Ran across some SQL statements that were using the expression SYSUTCDATETIME() which is a statement I have not used and wanted to know the difference between this and my common go to statement of GETUTCDATE()

Test

select GETUTCDATE(), SYSUTCDATETIME()

Output

(No column name)	(No column name)
2019-06-17 16:52:18.693	2019-06-17 16:52:18.6947071

Looks the same to me

More detailed Test

Time to use the SQL_VARIANT_PROPERTY() function to obtain more details

select SQL_VARIANT_PROPERTY(GETUTCDATE(), 'BaseType') as DataType,SQL_VARIANT_PROPERTY(GETUTCDATE(), 'Precision') as PrecisionDetail,SQL_VARIANT_PROPERTY(GETUTCDATE(), 'Scale') as Scale
select SQL_VARIANT_PROPERTY(SYSUTCDATETIME(), 'BaseType') as DataType,SQL_VARIANT_PROPERTY(SYSUTCDATETIME(), 'Precision') as PrecisionDetail,SQL_VARIANT_PROPERTY(SYSUTCDATETIME(), 'Scale') as Scale

Output

DataType	PrecisionDetail	Scale
datetime	23	3

DataType	PrecisionDetail	Scale
datetime2	27	7

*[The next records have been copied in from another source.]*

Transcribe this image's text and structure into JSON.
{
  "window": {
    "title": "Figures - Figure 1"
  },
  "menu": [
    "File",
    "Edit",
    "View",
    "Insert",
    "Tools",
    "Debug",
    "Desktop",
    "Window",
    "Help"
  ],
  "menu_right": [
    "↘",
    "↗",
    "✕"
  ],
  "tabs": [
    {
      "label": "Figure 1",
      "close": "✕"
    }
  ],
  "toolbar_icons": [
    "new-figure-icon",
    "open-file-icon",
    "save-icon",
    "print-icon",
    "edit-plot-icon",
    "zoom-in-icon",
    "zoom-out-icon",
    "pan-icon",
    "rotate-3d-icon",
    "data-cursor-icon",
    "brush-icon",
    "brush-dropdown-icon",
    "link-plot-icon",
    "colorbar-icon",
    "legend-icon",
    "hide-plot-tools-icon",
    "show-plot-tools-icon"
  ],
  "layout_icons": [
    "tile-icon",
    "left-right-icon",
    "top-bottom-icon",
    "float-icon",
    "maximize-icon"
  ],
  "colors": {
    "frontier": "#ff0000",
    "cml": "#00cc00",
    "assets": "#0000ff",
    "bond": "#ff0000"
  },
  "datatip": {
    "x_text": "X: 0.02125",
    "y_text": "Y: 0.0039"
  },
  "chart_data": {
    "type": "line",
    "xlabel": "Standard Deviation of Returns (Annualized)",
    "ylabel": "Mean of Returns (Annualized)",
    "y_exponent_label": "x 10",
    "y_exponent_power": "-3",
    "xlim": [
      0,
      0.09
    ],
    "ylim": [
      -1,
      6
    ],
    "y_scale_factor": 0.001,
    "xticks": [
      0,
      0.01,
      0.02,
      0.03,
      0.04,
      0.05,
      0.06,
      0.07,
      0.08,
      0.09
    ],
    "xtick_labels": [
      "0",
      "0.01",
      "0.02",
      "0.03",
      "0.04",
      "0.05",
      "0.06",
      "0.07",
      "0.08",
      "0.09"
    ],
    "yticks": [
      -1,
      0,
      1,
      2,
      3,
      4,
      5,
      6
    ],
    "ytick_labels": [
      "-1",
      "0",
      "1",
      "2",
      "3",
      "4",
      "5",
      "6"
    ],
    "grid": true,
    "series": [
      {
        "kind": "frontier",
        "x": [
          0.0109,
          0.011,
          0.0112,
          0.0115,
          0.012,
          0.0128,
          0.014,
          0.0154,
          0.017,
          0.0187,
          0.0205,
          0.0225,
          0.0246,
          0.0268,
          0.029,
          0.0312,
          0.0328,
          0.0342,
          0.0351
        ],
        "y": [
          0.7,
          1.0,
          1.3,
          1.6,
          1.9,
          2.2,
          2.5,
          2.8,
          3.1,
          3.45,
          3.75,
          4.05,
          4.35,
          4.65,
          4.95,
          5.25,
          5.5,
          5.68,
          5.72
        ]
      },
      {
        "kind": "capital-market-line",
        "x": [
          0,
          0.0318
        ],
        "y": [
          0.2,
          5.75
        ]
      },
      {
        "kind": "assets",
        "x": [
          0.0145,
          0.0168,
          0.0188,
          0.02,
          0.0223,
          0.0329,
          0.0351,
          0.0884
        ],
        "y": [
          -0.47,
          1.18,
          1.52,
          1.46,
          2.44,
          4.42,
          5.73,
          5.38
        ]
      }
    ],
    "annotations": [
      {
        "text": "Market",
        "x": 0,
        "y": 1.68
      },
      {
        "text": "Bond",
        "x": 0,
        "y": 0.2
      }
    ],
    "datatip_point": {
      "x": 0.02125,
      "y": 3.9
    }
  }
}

Turns out the more accurate variant is the SYSUTCDATETIME(), therefore going forward I need to use this when dealing with SQL Date times unless otherwise informed not to use that format